Shin Lee, Chenming Mold Ind. Corp. (UNEEC)


These presentations will take place intermittently throughout the day on Tuesday, February 26

MIM2018 Exhibitors

5:00–7:30 p.m.


Wednesday, February 27

MIM World Status—2019 (USA)
Matthew Bulger, ATPM Consulting 

Fatigue Study of 316L Produced Using Binder Jet 3D Printing with Hot Isostatic Pressing (USA)
Andrew Klein, ExOne 

Five Reasons to Celebrate Mold Cleaning in MIM (USA)
Steve Wilson, Cold Jet LLC 

Additive Manufacturing of Complex 17-4 PH Parts to MIM Standards via FFF (USA)
Michelle Chao, Markforged 

Effects of Thermal Processing and Time on Cold Worked MIM Components (USA)
Levi Rust, ARC Group Worldwide 

Understanding Surface Area Measurement Techniques for Improved Powder Production (USA)
Jack Saad, Micromeritics Instrument Corporation 

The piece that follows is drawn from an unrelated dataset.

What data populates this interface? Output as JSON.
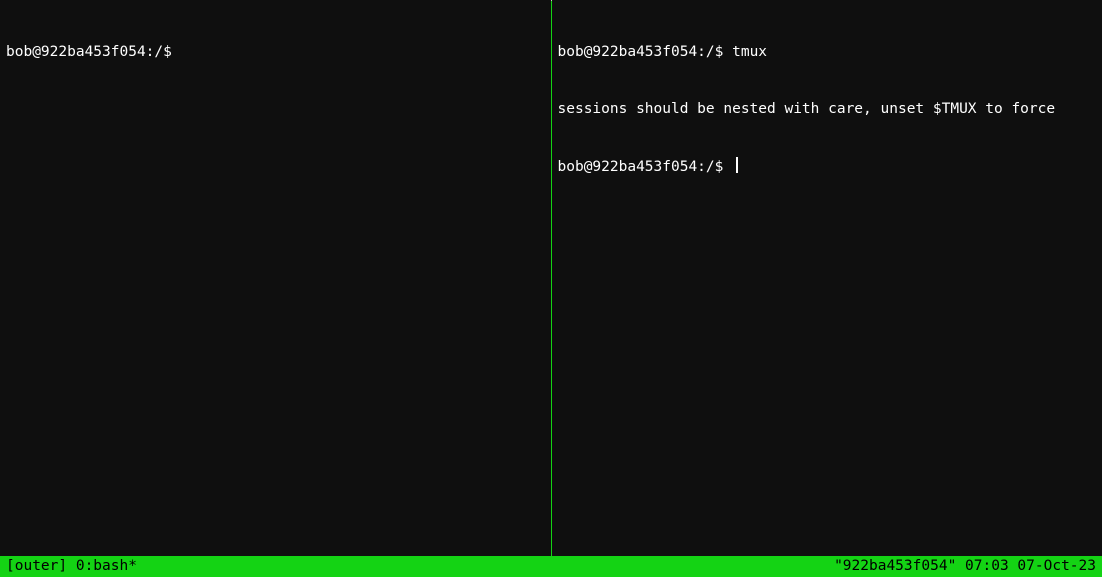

Additively Manufactured Non-Weldable Super Alloys (Sweden)
Mats Persson, Digital Metal AB 

The Effect of Carbon Content on the Dimensions of MIM 17-4 PH Parts (USA)
Mike Stucky, Norwood 

Characterization of IN713C MIM Parts Made from Nitrogen Atomized Metal Powder (USA)
Martin Kearns, Sandvik Osprey Limited 

BASF Ultrafuse 316LX—Easy, Affordable Metal Additive Manufacturing (USA)
Thorsten Staudt, BASF Corporation 

Relationship of Shear Rate and Particle Segregation in MIM Parts (USA)
Gabriel Geyne, SIGMASOFT Virtual Molding 

Limitations of Metal Powder Configurations at High Metal Loading in MIM Feedstocks (USA)
Lane Donoho, Advanced Metalworking Practices 

Comparison of the Effects of Pre-Alloy and Master Alloy Powders on Stainless Steel Metal Injection Molded Parts (USA)
Alan Sago, MPP


Programming is subject to change